## What you have to do
The reply should consist of every entry, repeated exactly.

## Web page and app entries

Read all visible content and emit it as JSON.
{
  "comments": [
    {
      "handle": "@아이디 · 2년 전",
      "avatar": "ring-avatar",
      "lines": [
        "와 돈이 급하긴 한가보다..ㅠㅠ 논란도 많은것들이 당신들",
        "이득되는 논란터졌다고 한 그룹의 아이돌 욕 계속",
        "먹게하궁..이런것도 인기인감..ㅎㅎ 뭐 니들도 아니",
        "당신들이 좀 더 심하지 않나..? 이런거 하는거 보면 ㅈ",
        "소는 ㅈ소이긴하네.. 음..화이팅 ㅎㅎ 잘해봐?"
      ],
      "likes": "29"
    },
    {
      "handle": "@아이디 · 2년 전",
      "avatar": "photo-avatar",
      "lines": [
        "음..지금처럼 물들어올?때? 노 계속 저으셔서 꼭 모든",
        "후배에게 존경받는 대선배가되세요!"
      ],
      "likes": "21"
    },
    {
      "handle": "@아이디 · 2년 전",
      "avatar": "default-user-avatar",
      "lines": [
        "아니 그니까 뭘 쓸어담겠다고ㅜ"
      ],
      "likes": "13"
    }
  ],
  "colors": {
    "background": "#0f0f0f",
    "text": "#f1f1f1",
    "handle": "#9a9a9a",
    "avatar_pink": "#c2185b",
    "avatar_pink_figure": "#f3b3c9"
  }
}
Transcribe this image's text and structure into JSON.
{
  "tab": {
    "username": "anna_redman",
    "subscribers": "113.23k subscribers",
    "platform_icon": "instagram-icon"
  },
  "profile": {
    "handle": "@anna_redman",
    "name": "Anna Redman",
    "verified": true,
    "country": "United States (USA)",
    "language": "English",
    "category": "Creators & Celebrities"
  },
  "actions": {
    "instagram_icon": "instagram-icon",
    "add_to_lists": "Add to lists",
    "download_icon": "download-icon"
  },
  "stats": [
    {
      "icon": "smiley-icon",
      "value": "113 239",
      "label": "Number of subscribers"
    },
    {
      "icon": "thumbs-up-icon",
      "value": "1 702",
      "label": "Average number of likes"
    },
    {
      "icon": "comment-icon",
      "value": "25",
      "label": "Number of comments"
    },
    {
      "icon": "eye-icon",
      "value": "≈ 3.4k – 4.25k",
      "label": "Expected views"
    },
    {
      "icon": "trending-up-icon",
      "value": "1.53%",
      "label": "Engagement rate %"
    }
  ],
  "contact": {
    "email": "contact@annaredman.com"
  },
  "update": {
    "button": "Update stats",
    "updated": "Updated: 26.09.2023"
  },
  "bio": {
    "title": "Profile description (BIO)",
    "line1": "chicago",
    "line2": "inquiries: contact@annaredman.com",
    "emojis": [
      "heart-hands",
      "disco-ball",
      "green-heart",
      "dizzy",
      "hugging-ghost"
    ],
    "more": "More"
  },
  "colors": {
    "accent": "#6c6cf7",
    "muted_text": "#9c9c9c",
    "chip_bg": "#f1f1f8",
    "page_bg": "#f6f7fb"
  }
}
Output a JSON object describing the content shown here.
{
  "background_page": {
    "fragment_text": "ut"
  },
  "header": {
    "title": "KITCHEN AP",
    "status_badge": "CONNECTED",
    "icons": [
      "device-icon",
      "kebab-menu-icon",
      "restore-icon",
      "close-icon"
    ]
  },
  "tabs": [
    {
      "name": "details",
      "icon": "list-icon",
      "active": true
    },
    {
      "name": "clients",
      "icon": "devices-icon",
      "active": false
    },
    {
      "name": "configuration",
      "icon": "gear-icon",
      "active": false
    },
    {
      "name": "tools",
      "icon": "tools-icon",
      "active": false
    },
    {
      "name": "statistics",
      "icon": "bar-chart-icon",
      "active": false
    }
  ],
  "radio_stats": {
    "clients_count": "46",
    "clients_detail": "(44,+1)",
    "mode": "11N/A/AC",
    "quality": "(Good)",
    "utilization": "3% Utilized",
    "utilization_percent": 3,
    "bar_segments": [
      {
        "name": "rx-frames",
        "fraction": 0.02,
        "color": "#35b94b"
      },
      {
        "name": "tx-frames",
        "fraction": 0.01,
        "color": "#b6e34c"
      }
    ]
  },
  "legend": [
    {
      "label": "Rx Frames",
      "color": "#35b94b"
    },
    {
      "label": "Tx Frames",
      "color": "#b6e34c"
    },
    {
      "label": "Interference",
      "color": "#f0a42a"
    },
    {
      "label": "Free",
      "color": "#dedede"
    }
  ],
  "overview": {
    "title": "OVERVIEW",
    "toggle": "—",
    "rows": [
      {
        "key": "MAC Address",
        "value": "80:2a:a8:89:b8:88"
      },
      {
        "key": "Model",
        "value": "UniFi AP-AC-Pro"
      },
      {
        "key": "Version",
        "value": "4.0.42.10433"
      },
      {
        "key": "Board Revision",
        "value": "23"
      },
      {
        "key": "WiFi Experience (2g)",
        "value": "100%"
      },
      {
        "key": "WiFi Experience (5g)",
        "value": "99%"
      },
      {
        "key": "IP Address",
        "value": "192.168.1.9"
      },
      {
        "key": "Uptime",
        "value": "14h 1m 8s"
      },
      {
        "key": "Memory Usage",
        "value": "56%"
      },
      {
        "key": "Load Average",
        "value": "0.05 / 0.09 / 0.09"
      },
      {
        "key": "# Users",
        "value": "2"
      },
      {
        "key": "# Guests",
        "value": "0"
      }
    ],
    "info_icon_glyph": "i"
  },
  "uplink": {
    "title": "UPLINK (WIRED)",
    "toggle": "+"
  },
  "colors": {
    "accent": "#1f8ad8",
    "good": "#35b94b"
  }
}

## Response
Read all visible content and emit it as JSON.
{
  "comments": [
    {
      "handle": "@아이디 · 2년 전",
      "avatar": "ring-avatar",
      "lines": [
        "와 돈이 급하긴 한가보다..ㅠㅠ 논란도 많은것들이 당신들",
        "이득되는 논란터졌다고 한 그룹의 아이돌 욕 계속",
        "먹게하궁..이런것도 인기인감..ㅎㅎ 뭐 니들도 아니",
        "당신들이 좀 더 심하지 않나..? 이런거 하는거 보면 ㅈ",
        "소는 ㅈ소이긴하네.. 음..화이팅 ㅎㅎ 잘해봐?"
      ],
      "likes": "29"
    },
    {
      "handle": "@아이디 · 2년 전",
      "avatar": "photo-avatar",
      "lines": [
        "음..지금처럼 물들어올?때? 노 계속 저으셔서 꼭 모든",
        "후배에게 존경받는 대선배가되세요!"
      ],
      "likes": "21"
    },
    {
      "handle": "@아이디 · 2년 전",
      "avatar": "default-user-avatar",
      "lines": [
        "아니 그니까 뭘 쓸어담겠다고ㅜ"
      ],
      "likes": "13"
    }
  ],
  "colors": {
    "background": "#0f0f0f",
    "text": "#f1f1f1",
    "handle": "#9a9a9a",
    "avatar_pink": "#c2185b",
    "avatar_pink_figure": "#f3b3c9"
  }
}
Transcribe this image's text and structure into JSON.
{
  "tab": {
    "username": "anna_redman",
    "subscribers": "113.23k subscribers",
    "platform_icon": "instagram-icon"
  },
  "profile": {
    "handle": "@anna_redman",
    "name": "Anna Redman",
    "verified": true,
    "country": "United States (USA)",
    "language": "English",
    "category": "Creators & Celebrities"
  },
  "actions": {
    "instagram_icon": "instagram-icon",
    "add_to_lists": "Add to lists",
    "download_icon": "download-icon"
  },
  "stats": [
    {
      "icon": "smiley-icon",
      "value": "113 239",
      "label": "Number of subscribers"
    },
    {
      "icon": "thumbs-up-icon",
      "value": "1 702",
      "label": "Average number of likes"
    },
    {
      "icon": "comment-icon",
      "value": "25",
      "label": "Number of comments"
    },
    {
      "icon": "eye-icon",
      "value": "≈ 3.4k – 4.25k",
      "label": "Expected views"
    },
    {
      "icon": "trending-up-icon",
      "value": "1.53%",
      "label": "Engagement rate %"
    }
  ],
  "contact": {
    "email": "contact@annaredman.com"
  },
  "update": {
    "button": "Update stats",
    "updated": "Updated: 26.09.2023"
  },
  "bio": {
    "title": "Profile description (BIO)",
    "line1": "chicago",
    "line2": "inquiries: contact@annaredman.com",
    "emojis": [
      "heart-hands",
      "disco-ball",
      "green-heart",
      "dizzy",
      "hugging-ghost"
    ],
    "more": "More"
  },
  "colors": {
    "accent": "#6c6cf7",
    "muted_text": "#9c9c9c",
    "chip_bg": "#f1f1f8",
    "page_bg": "#f6f7fb"
  }
}
Output a JSON object describing the content shown here.
{
  "background_page": {
    "fragment_text": "ut"
  },
  "header": {
    "title": "KITCHEN AP",
    "status_badge": "CONNECTED",
    "icons": [
      "device-icon",
      "kebab-menu-icon",
      "restore-icon",
      "close-icon"
    ]
  },
  "tabs": [
    {
      "name": "details",
      "icon": "list-icon",
      "active": true
    },
    {
      "name": "clients",
      "icon": "devices-icon",
      "active": false
    },
    {
      "name": "configuration",
      "icon": "gear-icon",
      "active": false
    },
    {
      "name": "tools",
      "icon": "tools-icon",
      "active": false
    },
    {
      "name": "statistics",
      "icon": "bar-chart-icon",
      "active": false
    }
  ],
  "radio_stats": {
    "clients_count": "46",
    "clients_detail": "(44,+1)",
    "mode": "11N/A/AC",
    "quality": "(Good)",
    "utilization": "3% Utilized",
    "utilization_percent": 3,
    "bar_segments": [
      {
        "name": "rx-frames",
        "fraction": 0.02,
        "color": "#35b94b"
      },
      {
        "name": "tx-frames",
        "fraction": 0.01,
        "color": "#b6e34c"
      }
    ]
  },
  "legend": [
    {
      "label": "Rx Frames",
      "color": "#35b94b"
    },
    {
      "label": "Tx Frames",
      "color": "#b6e34c"
    },
    {
      "label": "Interference",
      "color": "#f0a42a"
    },
    {
      "label": "Free",
      "color": "#dedede"
    }
  ],
  "overview": {
    "title": "OVERVIEW",
    "toggle": "—",
    "rows": [
      {
        "key": "MAC Address",
        "value": "80:2a:a8:89:b8:88"
      },
      {
        "key": "Model",
        "value": "UniFi AP-AC-Pro"
      },
      {
        "key": "Version",
        "value": "4.0.42.10433"
      },
      {
        "key": "Board Revision",
        "value": "23"
      },
      {
        "key": "WiFi Experience (2g)",
        "value": "100%"
      },
      {
        "key": "WiFi Experience (5g)",
        "value": "99%"
      },
      {
        "key": "IP Address",
        "value": "192.168.1.9"
      },
      {
        "key": "Uptime",
        "value": "14h 1m 8s"
      },
      {
        "key": "Memory Usage",
        "value": "56%"
      },
      {
        "key": "Load Average",
        "value": "0.05 / 0.09 / 0.09"
      },
      {
        "key": "# Users",
        "value": "2"
      },
      {
        "key": "# Guests",
        "value": "0"
      }
    ],
    "info_icon_glyph": "i"
  },
  "uplink": {
    "title": "UPLINK (WIRED)",
    "toggle": "+"
  },
  "colors": {
    "accent": "#1f8ad8",
    "good": "#35b94b"
  }
}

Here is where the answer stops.